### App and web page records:
####################

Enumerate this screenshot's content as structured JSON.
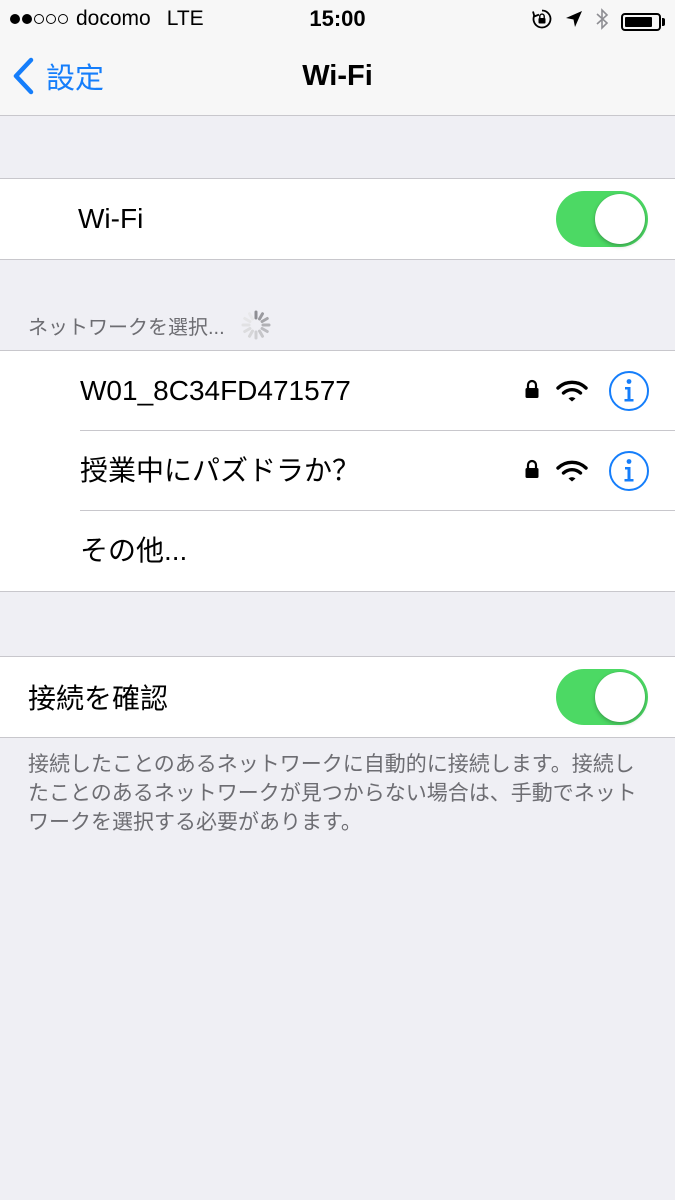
{
  "status_bar": {
    "signal_filled": 2,
    "signal_total": 5,
    "carrier": "docomo",
    "network": "LTE",
    "time": "15:00",
    "icons": [
      "rotation-lock-icon",
      "location-arrow-icon",
      "bluetooth-icon",
      "battery-icon"
    ],
    "battery_level": 0.85
  },
  "nav": {
    "back_label": "設定",
    "title": "Wi-Fi"
  },
  "wifi_toggle": {
    "label": "Wi-Fi",
    "on": true
  },
  "networks": {
    "header": "ネットワークを選択...",
    "items": [
      {
        "name": "W01_8C34FD471577",
        "secured": true,
        "icons": [
          "lock-icon",
          "wifi-signal-icon",
          "info-icon"
        ]
      },
      {
        "name": "授業中にパズドラか？",
        "secured": true,
        "icons": [
          "lock-icon",
          "wifi-signal-icon",
          "info-icon"
        ]
      }
    ],
    "other_label": "その他..."
  },
  "ask_to_join": {
    "label": "接続を確認",
    "on": true,
    "footer": "接続したことのあるネットワークに自動的に接続します。接続したことのあるネットワークが見つからない場合は、手動でネットワークを選択する必要があります。"
  },
  "colors": {
    "accent": "#157efb",
    "toggle_on": "#4cd964",
    "background": "#efeff4",
    "secondary_text": "#6d6d72"
  }
}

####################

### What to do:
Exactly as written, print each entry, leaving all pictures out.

### Solution to the problem:
Enumerate this screenshot's content as structured JSON.
{
  "status_bar": {
    "signal_filled": 2,
    "signal_total": 5,
    "carrier": "docomo",
    "network": "LTE",
    "time": "15:00",
    "icons": [
      "rotation-lock-icon",
      "location-arrow-icon",
      "bluetooth-icon",
      "battery-icon"
    ],
    "battery_level": 0.85
  },
  "nav": {
    "back_label": "設定",
    "title": "Wi-Fi"
  },
  "wifi_toggle": {
    "label": "Wi-Fi",
    "on": true
  },
  "networks": {
    "header": "ネットワークを選択...",
    "items": [
      {
        "name": "W01_8C34FD471577",
        "secured": true,
        "icons": [
          "lock-icon",
          "wifi-signal-icon",
          "info-icon"
        ]
      },
      {
        "name": "授業中にパズドラか？",
        "secured": true,
        "icons": [
          "lock-icon",
          "wifi-signal-icon",
          "info-icon"
        ]
      }
    ],
    "other_label": "その他..."
  },
  "ask_to_join": {
    "label": "接続を確認",
    "on": true,
    "footer": "接続したことのあるネットワークに自動的に接続します。接続したことのあるネットワークが見つからない場合は、手動でネットワークを選択する必要があります。"
  },
  "colors": {
    "accent": "#157efb",
    "toggle_on": "#4cd964",
    "background": "#efeff4",
    "secondary_text": "#6d6d72"
  }
}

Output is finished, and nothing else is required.